BRIEF: From the first line to the last, restate the records word for word, skipping the pictures.

SOURCE RECORDS:
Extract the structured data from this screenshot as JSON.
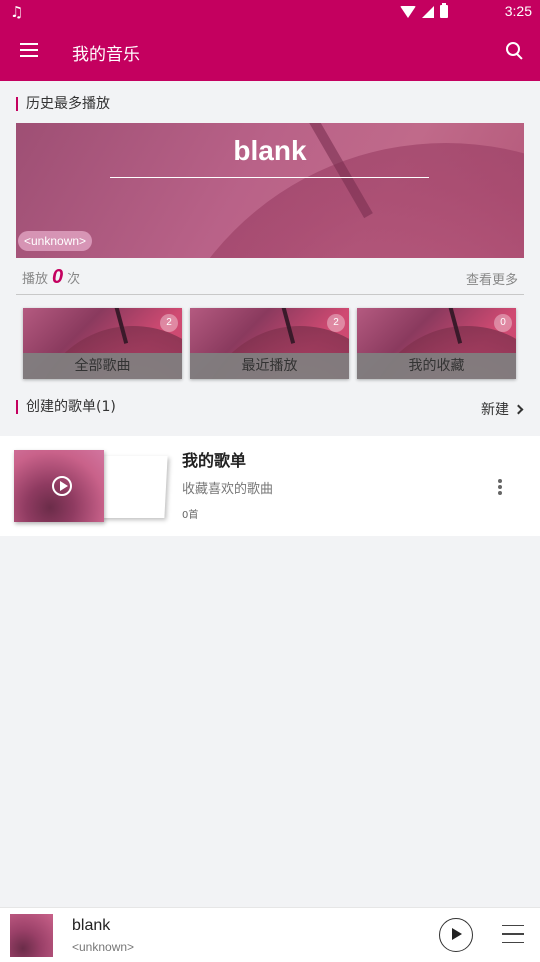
{
  "status_bar": {
    "time": "3:25",
    "notification_icon": "music-note-icon"
  },
  "app_bar": {
    "title": "我的音乐",
    "menu_icon": "menu-icon",
    "search_icon": "search-icon"
  },
  "history": {
    "section_title": "历史最多播放",
    "song_title": "blank",
    "artist": "<unknown>",
    "play_prefix": "播放",
    "play_count": "0",
    "play_suffix": "次",
    "see_more": "查看更多"
  },
  "tiles": [
    {
      "label": "全部歌曲",
      "count": "2"
    },
    {
      "label": "最近播放",
      "count": "2"
    },
    {
      "label": "我的收藏",
      "count": "0"
    }
  ],
  "created_playlists": {
    "section_title": "创建的歌单(1)",
    "new_label": "新建",
    "items": [
      {
        "name": "我的歌单",
        "description": "收藏喜欢的歌曲",
        "count": "0首"
      }
    ]
  },
  "player": {
    "song": "blank",
    "artist": "<unknown>"
  },
  "colors": {
    "accent": "#c4005f",
    "background": "#f2f3f5"
  }
}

ANSWER:
Extract the structured data from this screenshot as JSON.
{
  "status_bar": {
    "time": "3:25",
    "notification_icon": "music-note-icon"
  },
  "app_bar": {
    "title": "我的音乐",
    "menu_icon": "menu-icon",
    "search_icon": "search-icon"
  },
  "history": {
    "section_title": "历史最多播放",
    "song_title": "blank",
    "artist": "<unknown>",
    "play_prefix": "播放",
    "play_count": "0",
    "play_suffix": "次",
    "see_more": "查看更多"
  },
  "tiles": [
    {
      "label": "全部歌曲",
      "count": "2"
    },
    {
      "label": "最近播放",
      "count": "2"
    },
    {
      "label": "我的收藏",
      "count": "0"
    }
  ],
  "created_playlists": {
    "section_title": "创建的歌单(1)",
    "new_label": "新建",
    "items": [
      {
        "name": "我的歌单",
        "description": "收藏喜欢的歌曲",
        "count": "0首"
      }
    ]
  },
  "player": {
    "song": "blank",
    "artist": "<unknown>"
  },
  "colors": {
    "accent": "#c4005f",
    "background": "#f2f3f5"
  }
}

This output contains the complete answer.